-- At this weekend’s BET festival, chaos seemed to be the order of the day, but the fans turned out anyway.
-- Richard Harrison of “Pawn Stars,” known as “the Old Man,” has died at age 77 after a battle with Parkinson’s disease.
As a youth, Peter Lorre became stage-struck and ran away from home at age 17. For a decade he played bit parts in amateur productions, but in 1931 he got his break, playing a killer in the German film “M.” That got him noticed by Hollywood — and led to even more roles as a villain. He was born on this date in 1904 and died at age 59.
-- The U.S. Supreme Court put off further rulings on partisan gerrymandering and religion versus same-sex weddings. The moves suggest the justices are essentially deadlocked on both issues for now.
-- A violent attack on a Roma encampment in forest lands in Ukraine has left a 23-year-old man dead and four others injured. It was the worst incident yet in a string of such attacks.
-- Newly reelected Turkish President Recep Tayyip Erdogan pledged that his country would move past its economic and security problems with his leadership and sweeping new powers.
-- Citing tariffs tied to escalating tension between Trump and the European Union, Harley-Davidson says it is moving some production out of the U.S.
-- The future of Tesla may hinge on this gigantic tent.

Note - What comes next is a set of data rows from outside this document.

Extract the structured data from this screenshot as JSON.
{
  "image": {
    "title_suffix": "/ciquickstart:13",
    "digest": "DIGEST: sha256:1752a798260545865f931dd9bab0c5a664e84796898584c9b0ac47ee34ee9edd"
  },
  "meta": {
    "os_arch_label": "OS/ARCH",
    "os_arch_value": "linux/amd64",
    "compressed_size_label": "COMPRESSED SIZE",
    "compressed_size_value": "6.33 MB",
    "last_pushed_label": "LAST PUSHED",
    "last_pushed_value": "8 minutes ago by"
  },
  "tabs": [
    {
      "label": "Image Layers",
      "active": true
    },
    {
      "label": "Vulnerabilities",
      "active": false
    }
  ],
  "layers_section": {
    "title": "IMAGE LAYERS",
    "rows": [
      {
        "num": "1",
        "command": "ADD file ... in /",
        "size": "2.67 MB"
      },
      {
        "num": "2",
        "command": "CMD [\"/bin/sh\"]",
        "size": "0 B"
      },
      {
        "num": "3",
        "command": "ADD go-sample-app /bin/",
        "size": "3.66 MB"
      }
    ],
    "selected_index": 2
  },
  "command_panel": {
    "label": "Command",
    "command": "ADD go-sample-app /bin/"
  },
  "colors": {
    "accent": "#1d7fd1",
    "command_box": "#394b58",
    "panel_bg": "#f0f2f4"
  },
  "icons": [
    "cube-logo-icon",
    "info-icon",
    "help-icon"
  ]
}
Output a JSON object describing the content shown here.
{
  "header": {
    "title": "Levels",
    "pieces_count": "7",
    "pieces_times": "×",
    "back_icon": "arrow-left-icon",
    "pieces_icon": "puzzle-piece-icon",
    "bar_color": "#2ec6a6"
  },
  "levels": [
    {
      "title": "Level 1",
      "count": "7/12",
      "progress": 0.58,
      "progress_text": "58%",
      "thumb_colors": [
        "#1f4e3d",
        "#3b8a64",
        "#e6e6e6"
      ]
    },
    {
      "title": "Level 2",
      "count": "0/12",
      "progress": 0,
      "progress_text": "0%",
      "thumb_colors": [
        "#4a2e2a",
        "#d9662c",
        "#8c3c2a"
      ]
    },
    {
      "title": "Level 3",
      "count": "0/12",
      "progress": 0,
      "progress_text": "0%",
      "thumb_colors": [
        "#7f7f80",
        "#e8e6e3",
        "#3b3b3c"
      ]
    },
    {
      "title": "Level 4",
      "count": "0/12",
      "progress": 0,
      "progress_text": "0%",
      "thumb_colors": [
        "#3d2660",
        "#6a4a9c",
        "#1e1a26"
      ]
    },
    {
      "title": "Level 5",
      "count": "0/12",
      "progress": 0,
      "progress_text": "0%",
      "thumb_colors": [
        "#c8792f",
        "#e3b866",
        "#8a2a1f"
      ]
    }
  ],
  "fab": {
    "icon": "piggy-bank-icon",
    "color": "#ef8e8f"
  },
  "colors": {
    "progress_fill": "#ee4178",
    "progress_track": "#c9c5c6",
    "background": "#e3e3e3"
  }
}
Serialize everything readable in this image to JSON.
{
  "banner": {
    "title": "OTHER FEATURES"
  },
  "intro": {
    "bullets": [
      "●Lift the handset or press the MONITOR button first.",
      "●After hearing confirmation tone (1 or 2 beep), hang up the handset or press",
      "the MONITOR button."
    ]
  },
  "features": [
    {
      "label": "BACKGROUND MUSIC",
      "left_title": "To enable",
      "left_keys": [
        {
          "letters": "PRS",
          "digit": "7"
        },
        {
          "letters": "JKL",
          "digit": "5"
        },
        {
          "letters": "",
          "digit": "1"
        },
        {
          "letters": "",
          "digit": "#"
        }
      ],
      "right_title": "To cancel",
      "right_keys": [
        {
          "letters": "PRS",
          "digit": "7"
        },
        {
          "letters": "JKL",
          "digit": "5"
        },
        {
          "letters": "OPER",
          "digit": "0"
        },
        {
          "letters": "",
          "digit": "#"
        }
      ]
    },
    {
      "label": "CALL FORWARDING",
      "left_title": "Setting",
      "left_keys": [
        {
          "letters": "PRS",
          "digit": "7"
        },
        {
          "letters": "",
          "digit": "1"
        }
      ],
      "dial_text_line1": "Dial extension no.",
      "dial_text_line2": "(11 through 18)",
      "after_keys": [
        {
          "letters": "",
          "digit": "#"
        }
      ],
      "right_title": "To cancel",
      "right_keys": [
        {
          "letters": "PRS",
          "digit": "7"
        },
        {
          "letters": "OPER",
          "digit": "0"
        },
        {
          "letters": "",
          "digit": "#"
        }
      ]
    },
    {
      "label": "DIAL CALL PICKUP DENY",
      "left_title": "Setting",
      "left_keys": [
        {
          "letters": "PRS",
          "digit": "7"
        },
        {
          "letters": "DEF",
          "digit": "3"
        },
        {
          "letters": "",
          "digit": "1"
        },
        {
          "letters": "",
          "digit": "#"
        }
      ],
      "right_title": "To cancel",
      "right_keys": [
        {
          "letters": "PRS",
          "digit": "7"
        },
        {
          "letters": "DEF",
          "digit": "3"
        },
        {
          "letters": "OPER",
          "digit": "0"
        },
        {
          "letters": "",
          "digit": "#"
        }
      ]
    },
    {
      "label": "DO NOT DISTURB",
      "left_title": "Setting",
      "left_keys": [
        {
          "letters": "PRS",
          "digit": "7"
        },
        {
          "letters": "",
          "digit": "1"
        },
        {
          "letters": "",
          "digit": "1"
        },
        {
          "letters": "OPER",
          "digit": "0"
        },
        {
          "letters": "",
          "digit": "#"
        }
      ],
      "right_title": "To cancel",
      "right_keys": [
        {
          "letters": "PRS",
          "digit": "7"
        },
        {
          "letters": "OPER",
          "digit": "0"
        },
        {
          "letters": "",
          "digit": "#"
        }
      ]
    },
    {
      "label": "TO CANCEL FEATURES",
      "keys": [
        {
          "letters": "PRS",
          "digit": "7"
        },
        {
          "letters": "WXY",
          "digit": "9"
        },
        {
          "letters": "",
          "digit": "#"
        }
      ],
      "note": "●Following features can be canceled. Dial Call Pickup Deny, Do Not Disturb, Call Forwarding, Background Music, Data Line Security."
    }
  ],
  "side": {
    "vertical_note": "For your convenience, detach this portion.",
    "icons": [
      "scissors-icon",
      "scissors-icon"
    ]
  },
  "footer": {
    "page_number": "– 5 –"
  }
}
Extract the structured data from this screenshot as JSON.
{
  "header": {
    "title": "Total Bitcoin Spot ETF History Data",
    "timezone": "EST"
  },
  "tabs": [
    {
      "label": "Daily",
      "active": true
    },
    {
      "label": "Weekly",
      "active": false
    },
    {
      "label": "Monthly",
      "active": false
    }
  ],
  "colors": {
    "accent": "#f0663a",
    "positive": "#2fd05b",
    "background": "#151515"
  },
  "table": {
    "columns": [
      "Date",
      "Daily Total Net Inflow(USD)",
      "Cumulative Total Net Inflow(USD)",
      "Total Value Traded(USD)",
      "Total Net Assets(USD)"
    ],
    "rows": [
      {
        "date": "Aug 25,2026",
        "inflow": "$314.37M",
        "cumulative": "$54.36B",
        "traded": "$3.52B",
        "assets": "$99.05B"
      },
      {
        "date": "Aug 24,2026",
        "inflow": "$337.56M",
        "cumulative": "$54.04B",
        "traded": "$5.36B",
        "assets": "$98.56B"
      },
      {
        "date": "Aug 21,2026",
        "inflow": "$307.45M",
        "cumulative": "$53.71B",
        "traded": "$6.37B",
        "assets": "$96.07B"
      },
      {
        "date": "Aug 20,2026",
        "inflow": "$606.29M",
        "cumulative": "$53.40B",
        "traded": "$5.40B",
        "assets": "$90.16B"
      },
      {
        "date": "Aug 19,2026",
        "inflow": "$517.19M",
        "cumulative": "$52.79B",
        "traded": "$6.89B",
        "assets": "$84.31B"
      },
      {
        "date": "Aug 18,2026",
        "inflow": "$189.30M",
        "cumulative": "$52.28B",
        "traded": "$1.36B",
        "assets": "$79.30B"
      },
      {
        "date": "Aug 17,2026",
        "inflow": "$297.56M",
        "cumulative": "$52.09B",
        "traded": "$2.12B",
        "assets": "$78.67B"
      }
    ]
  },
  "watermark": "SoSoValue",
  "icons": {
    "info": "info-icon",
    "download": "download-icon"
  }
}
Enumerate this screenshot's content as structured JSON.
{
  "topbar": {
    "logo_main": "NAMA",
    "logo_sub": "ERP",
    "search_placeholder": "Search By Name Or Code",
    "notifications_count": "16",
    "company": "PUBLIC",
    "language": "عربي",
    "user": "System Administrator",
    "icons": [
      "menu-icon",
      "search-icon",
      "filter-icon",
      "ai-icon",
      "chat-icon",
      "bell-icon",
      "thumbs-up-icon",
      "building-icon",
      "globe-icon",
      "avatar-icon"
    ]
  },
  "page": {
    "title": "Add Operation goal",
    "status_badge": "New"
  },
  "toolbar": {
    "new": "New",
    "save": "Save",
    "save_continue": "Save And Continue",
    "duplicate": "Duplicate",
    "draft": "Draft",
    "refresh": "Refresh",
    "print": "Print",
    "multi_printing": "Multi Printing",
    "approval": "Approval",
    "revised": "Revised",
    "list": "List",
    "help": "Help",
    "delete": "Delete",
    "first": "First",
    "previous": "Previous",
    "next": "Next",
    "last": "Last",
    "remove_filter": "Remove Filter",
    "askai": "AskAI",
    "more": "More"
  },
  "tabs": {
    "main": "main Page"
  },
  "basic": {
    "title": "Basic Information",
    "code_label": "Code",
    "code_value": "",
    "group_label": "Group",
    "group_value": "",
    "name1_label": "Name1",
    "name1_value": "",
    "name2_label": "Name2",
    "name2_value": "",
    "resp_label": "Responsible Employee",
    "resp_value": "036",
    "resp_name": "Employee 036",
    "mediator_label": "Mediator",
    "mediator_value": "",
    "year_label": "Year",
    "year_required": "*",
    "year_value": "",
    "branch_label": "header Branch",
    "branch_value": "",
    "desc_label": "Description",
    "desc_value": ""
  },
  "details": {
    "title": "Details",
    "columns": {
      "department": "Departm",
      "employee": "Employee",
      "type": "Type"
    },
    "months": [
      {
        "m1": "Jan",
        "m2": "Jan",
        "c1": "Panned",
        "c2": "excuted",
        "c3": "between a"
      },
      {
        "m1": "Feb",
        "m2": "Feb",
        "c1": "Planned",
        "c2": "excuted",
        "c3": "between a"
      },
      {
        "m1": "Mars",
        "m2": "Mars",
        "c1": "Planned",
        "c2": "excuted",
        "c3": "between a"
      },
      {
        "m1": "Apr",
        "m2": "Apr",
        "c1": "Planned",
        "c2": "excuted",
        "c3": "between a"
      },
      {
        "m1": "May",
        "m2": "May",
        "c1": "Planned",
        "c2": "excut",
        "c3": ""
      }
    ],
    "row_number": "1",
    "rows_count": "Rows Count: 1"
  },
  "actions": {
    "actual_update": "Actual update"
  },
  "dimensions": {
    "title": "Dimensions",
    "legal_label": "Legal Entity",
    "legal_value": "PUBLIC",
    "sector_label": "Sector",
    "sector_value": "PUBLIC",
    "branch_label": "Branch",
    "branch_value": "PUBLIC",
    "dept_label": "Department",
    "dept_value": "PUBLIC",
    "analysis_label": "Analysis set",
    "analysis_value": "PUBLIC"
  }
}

Yes, you read that right.
-- How to get an upgrade to the lap of luxury on your next flight.
-- At the World Cup, Mexico’s goal on Wednesday is to win its group, not just qualify for the next round.
-- The Dodgers acquired Matt Kemp primarily as a cost-cutting move. Now he’s in second place among outfielders in voting for National League All-Star team.
-- Making Trump officials miserable doesn’t accomplish anything. Vote them out if you want change.
-- Rousting homeless people from the sidewalks is the last thing L.A. should be spending resources on.
WHAT OUR EDITORS ARE READING
-- An Oregon family was told their son posed a threat as a potential school shooter. When they cooperated, it had unintended consequences. (Oregonian)
-- Sean Spicer, talk-show host? The former Trump White House press secretary is making a pilot. (Deadline Hollywood)
-- Reporter (and L.A. Times alum) Alana Semuels signed up to deliver packages for Amazon as part of its Flex program. She says it was a nightmare. (The Atlantic)
ONLY IN L.A.
If you were in L.A.’s fashion district and you saw a woman in a blue ball gown followed by a pack of demons, two red devils wearing three-quarter-length gloves and a drag performer with a vacuum, do not adjust your glasses — or your meds. It was a surreal art parade organized by Rafa Esparza. For the occasion, he wore (what else?) a garland of barking mechanical puppies.